  • Over time, you find that you can do more with less effort.

Focus on action over outcome

Goals can be strong motivators to keep you moving. However, your daily actions matter just as much as the goals you reach. 

Here are examples of daily actions that make a difference and help you get closer to your desired outcome:

  • Go for daily walks to prepare for an intense hike this summer.
  • Stretch every day to increase your mobility, so you can squat more weight safely.
  • Take virtual dance classes so it’s easier to play with your grandkids. 
  • You do breathing exercises after work to help reduce stress.

Focus on lifestyle over routines

Achieving a fitness goal requires some discipline. Unfortunately, sticking to a specific routine can be a challenge, especially when we feel forced to do something. Long-lasting behaviour change is only possible when we find workouts and activities we enjoy.

When it comes to your physical fitness and health, make sure your routine is:

  • Sustainable. You want to ensure you’re able to physically do your workout. Going to the gym for an hour each day may not be sustainable for everyone.
  • Accessible. Is it more accessible for you to workout at home during the week instead of going to the gym?
  • Joy. Does it make you happy? Do you enjoy the activities you’re doing?

    It’s important to find easy and enjoyable ways to fit exercise into your life. And remember to  adapt when you need to. Some days, you might go for an intense hour-long yoga class. On other days you might follow a shorter, gentler at-home virtual session. 

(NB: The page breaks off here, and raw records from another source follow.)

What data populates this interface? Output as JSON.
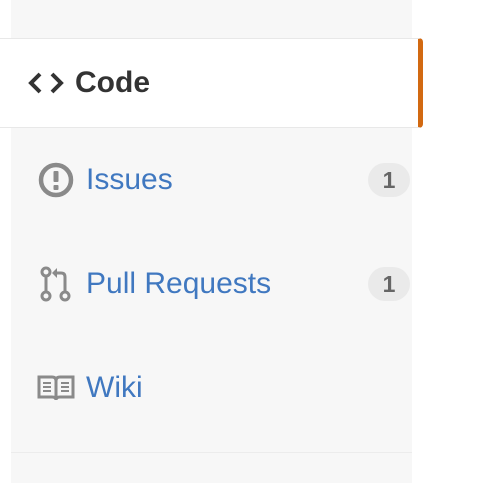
{
  "nav": {
    "items": [
      {
        "label": "Code",
        "icon": "code-icon",
        "selected": true
      },
      {
        "label": "Issues",
        "icon": "issue-opened-icon",
        "count": "1"
      },
      {
        "label": "Pull Requests",
        "icon": "git-pull-request-icon",
        "count": "1"
      },
      {
        "label": "Wiki",
        "icon": "book-icon"
      }
    ]
  },
  "colors": {
    "link": "#4078c0",
    "selected_text": "#333333",
    "selected_border": "#d26911",
    "badge_bg": "#eaeaea",
    "sidebar_bg": "#f7f7f7"
  }
}
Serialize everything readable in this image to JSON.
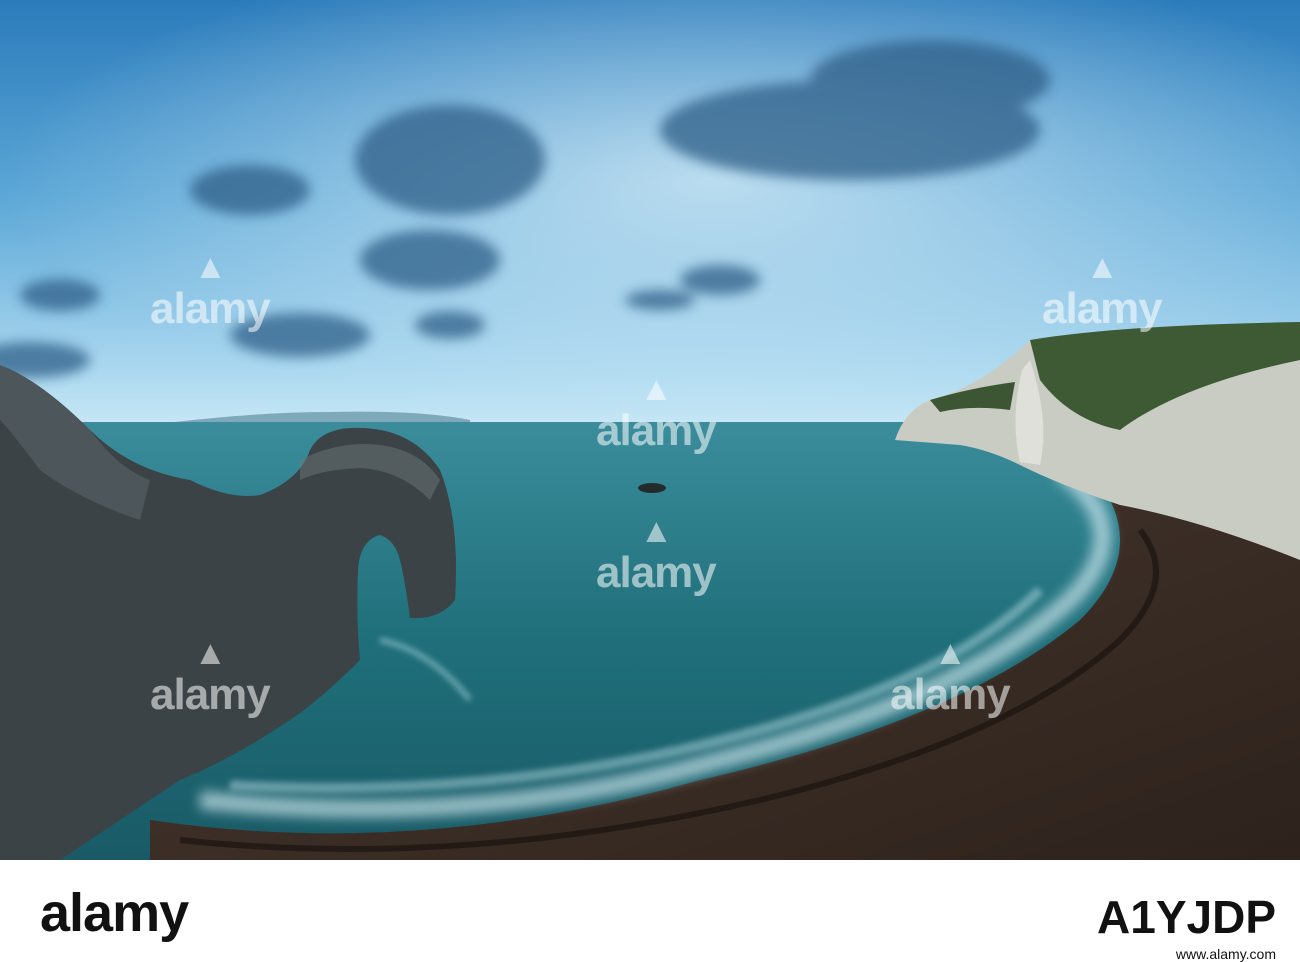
{
  "photo": {
    "subject": "coastal-arch-bay",
    "colors": {
      "sky_top": "#2f7fbc",
      "sky_horizon": "#bfe2f4",
      "sea": "#1f6e78",
      "rock": "#3b4346",
      "cliff": "#c9ccc3",
      "beach": "#3a2c25"
    }
  },
  "watermarks": [
    "alamy",
    "alamy",
    "alamy",
    "alamy",
    "alamy",
    "alamy"
  ],
  "footer": {
    "logo": "alamy",
    "code": "A1YJDP",
    "url": "www.alamy.com"
  }
}
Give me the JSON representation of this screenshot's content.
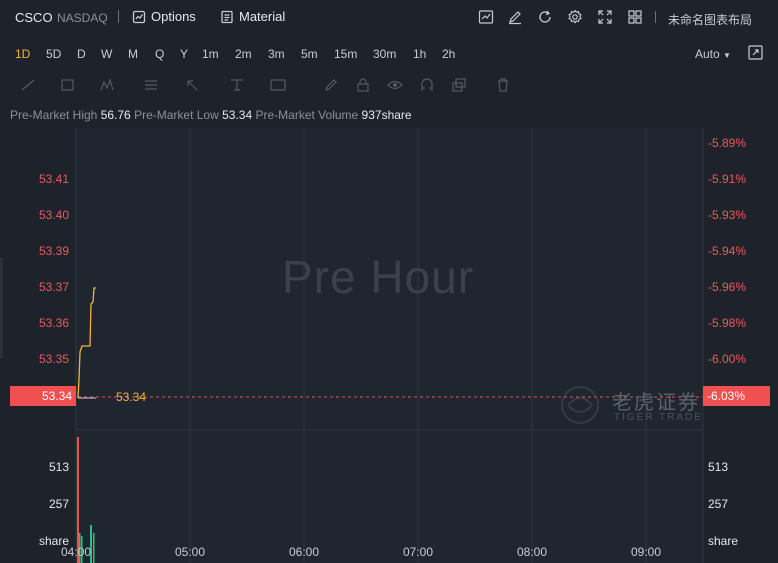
{
  "header": {
    "ticker": "CSCO",
    "exchange": "NASDAQ",
    "options_label": "Options",
    "material_label": "Material",
    "layout_name": "未命名图表布局"
  },
  "periods": {
    "items": [
      "1D",
      "5D",
      "D",
      "W",
      "M",
      "Q",
      "Y",
      "1m",
      "2m",
      "3m",
      "5m",
      "15m",
      "30m",
      "1h",
      "2h"
    ],
    "active": "1D",
    "scale_mode": "Auto"
  },
  "info": {
    "high_label": "Pre-Market High",
    "high_value": "56.76",
    "low_label": "Pre-Market Low",
    "low_value": "53.34",
    "volume_label": "Pre-Market Volume",
    "volume_value": "937share"
  },
  "chart_data": {
    "type": "line",
    "watermark_title": "Pre Hour",
    "brand_cn": "老虎证券",
    "brand_en": "TIGER TRADE",
    "price_axis_left": [
      "53.41",
      "53.40",
      "53.39",
      "53.37",
      "53.36",
      "53.35"
    ],
    "price_axis_right": [
      "-5.89%",
      "-5.91%",
      "-5.93%",
      "-5.94%",
      "-5.96%",
      "-5.98%",
      "-6.00%"
    ],
    "last_price": "53.34",
    "last_change": "-6.03%",
    "volume_axis": [
      "513",
      "257",
      "share"
    ],
    "time_axis": [
      "04:00",
      "05:00",
      "06:00",
      "07:00",
      "08:00",
      "09:00"
    ],
    "colors": {
      "line": "#f5b335",
      "up": "#f0504f",
      "down": "#2ebd85",
      "last_price": "#f0504f"
    }
  }
}
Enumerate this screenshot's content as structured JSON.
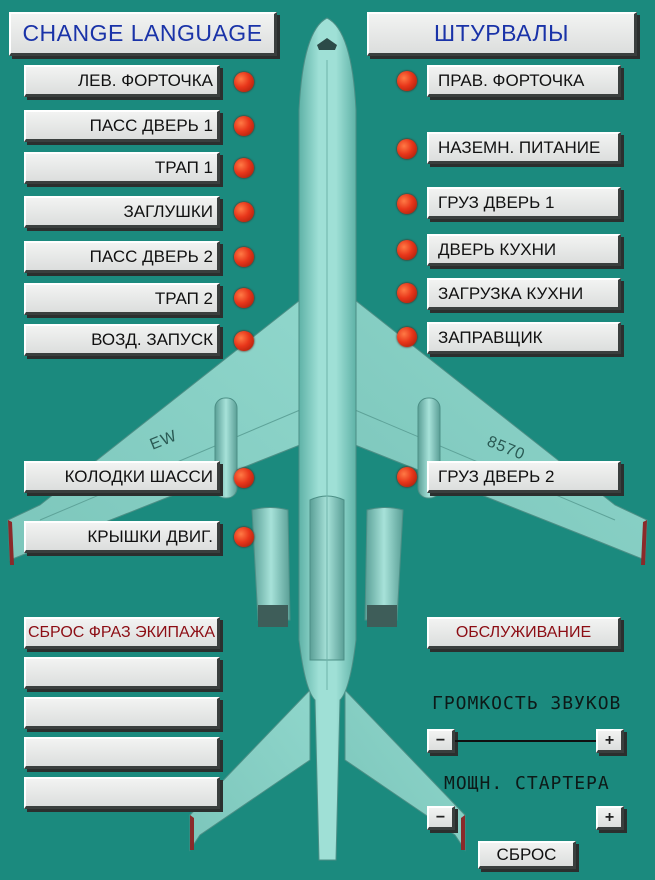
{
  "header": {
    "change_language": "CHANGE LANGUAGE",
    "yokes": "ШТУРВАЛЫ"
  },
  "left_buttons": [
    "ЛЕВ. ФОРТОЧКА",
    "ПАСС ДВЕРЬ 1",
    "ТРАП 1",
    "ЗАГЛУШКИ",
    "ПАСС ДВЕРЬ 2",
    "ТРАП 2",
    "ВОЗД. ЗАПУСК",
    "КОЛОДКИ ШАССИ",
    "КРЫШКИ ДВИГ."
  ],
  "right_buttons": [
    "ПРАВ. ФОРТОЧКА",
    "НАЗЕМН. ПИТАНИЕ",
    "ГРУЗ ДВЕРЬ 1",
    "ДВЕРЬ КУХНИ",
    "ЗАГРУЗКА КУХНИ",
    "ЗАПРАВЩИК",
    "ГРУЗ ДВЕРЬ 2"
  ],
  "crew": {
    "reset_phrases": "СБРОС ФРАЗ ЭКИПАЖА",
    "slots": [
      "",
      "",
      "",
      ""
    ]
  },
  "service": {
    "label": "ОБСЛУЖИВАНИЕ"
  },
  "sound_volume": {
    "label": "ГРОМКОСТЬ ЗВУКОВ",
    "minus": "−",
    "plus": "+",
    "level": 1.0
  },
  "starter_power": {
    "label": "МОЩН. СТАРТЕРА",
    "minus": "−",
    "plus": "+"
  },
  "reset": {
    "label": "СБРОС"
  },
  "aircraft": {
    "left_wing_mark": "EW",
    "right_wing_mark": "8570"
  },
  "colors": {
    "background": "#1b8a7e",
    "aircraft": "#88d3c8",
    "indicator_on": "#e8361a",
    "title_text": "#1a33a8",
    "alert_text": "#8c0d14"
  }
}
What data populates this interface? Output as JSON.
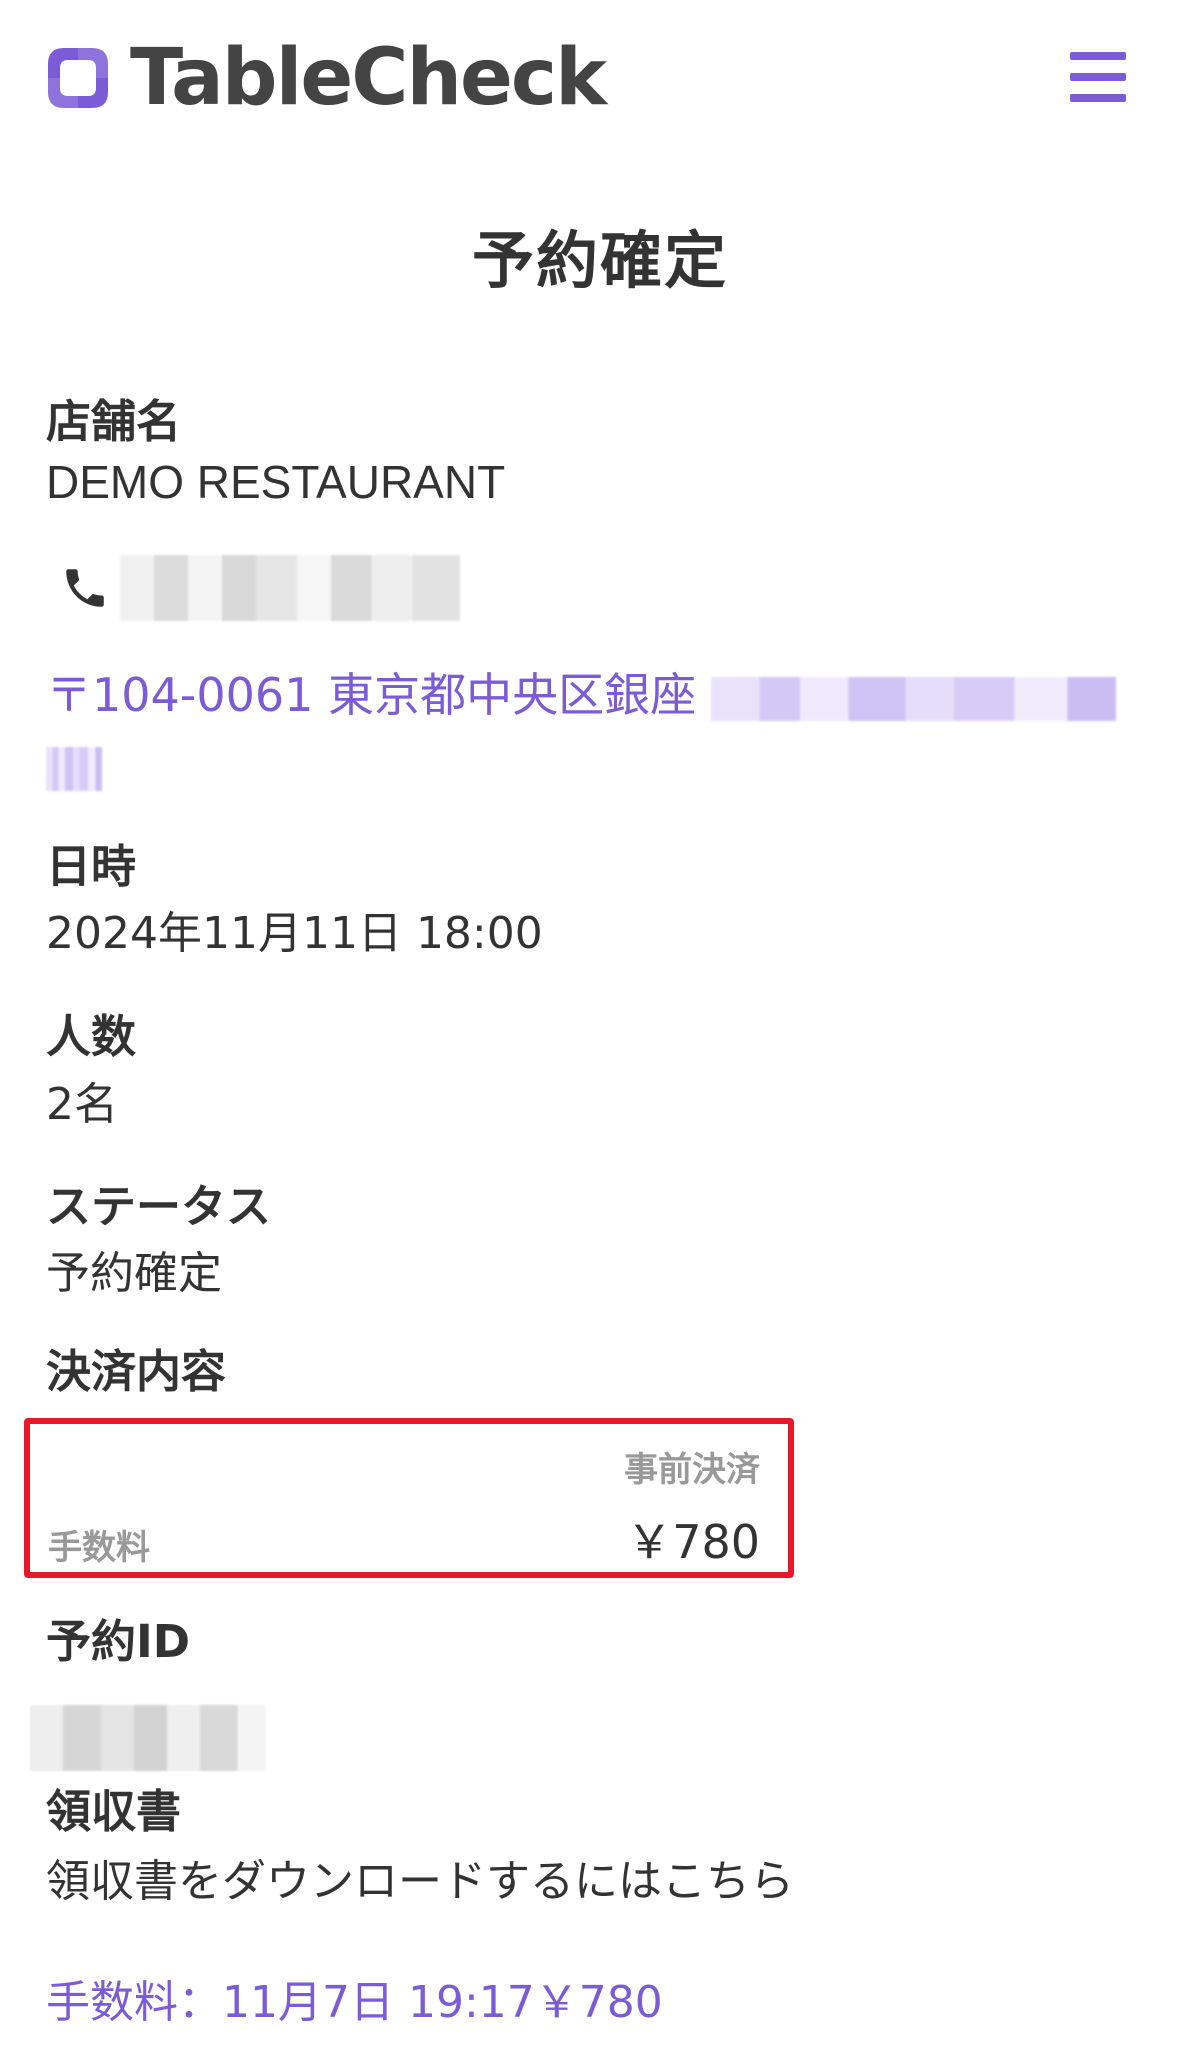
{
  "header": {
    "logo_text": "TableCheck",
    "logo_icon": "tablecheck-logo-icon",
    "menu_icon": "hamburger-menu-icon",
    "accent_color": "#7b5bd6"
  },
  "page": {
    "title": "予約確定"
  },
  "restaurant": {
    "label": "店舗名",
    "name": "DEMO RESTAURANT",
    "phone_icon": "phone-icon",
    "address_visible": "〒104-0061 東京都中央区銀座"
  },
  "datetime": {
    "label": "日時",
    "value": "2024年11月11日 18:00"
  },
  "party": {
    "label": "人数",
    "value": "2名"
  },
  "status": {
    "label": "ステータス",
    "value": "予約確定"
  },
  "payment": {
    "label": "決済内容",
    "type": "事前決済",
    "fee_label": "手数料",
    "fee_amount": "￥780",
    "highlight_color": "#e8182b"
  },
  "reservation_id": {
    "label": "予約ID"
  },
  "receipt": {
    "label": "領収書",
    "description": "領収書をダウンロードするにはこちら",
    "link_text": "手数料：11月7日 19:17￥780"
  }
}
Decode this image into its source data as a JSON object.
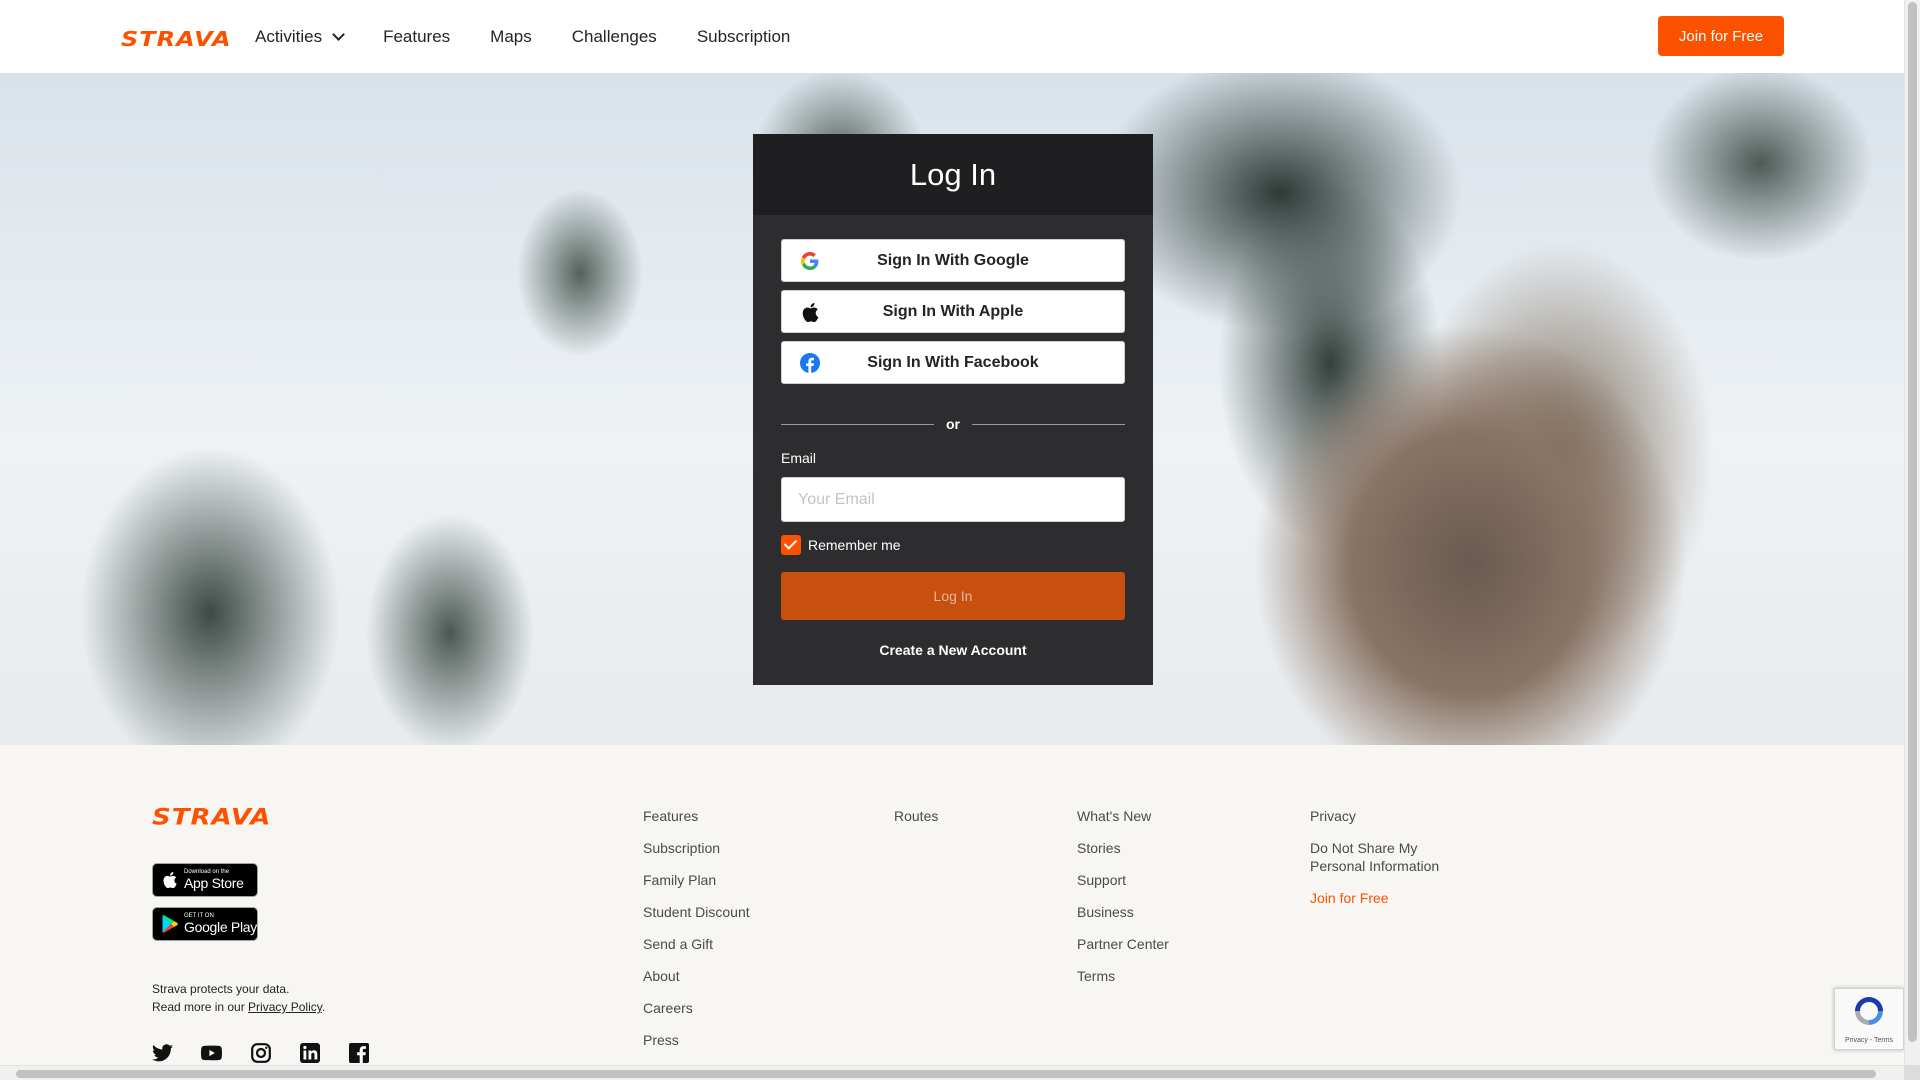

Here are some simple signs that you’re making positive behavioural and lifestyle changes, without hard-and-fast rules:

  • You make time to move often, whether it’s one hour or 10 minutes.
  • If you miss a workout, you don’t feel guilty. 
  • You’re excited to move your body in different ways. 

Keep reading:
4 ways to reduce stress with self-care
5 tips for working out at home
What to do if you’re not getting enough sleep

This article is meant to provide general information only. It’s not professional medical advice, or a substitute for that advice. 

Sign up for FREE personalized tips, tools and offers.

I understand I can unsubscribe at any time and acknowledge that this email address belongs to me. Learn more about privacy and how we collect data to provide you with more relevant content.

Tools & calculator

Life insurance calculator

Your family is your top priority. Doing the right thing when it comes to their future is important. And that means making sure they have the financial protection they’ll need if one of you dies unexpectedly or becomes seriously ill.

RESP calculator

Use this registered education savings (RESP) calculator to find out how much you need to save and understand how planned savings (including an RESP), government grants and other contributions) can help cover your child(ren)'s post-secondary education costs.

Life expectancy calculator

Use this calculator to estimate how long you might live and to see what you can do to live a longer, healthier life – now and in retirement.

Need financial advice?

Make well-informed decisions with helpful advice. Talk to your advisor or find one near you - there is no cost to talk to an advisor.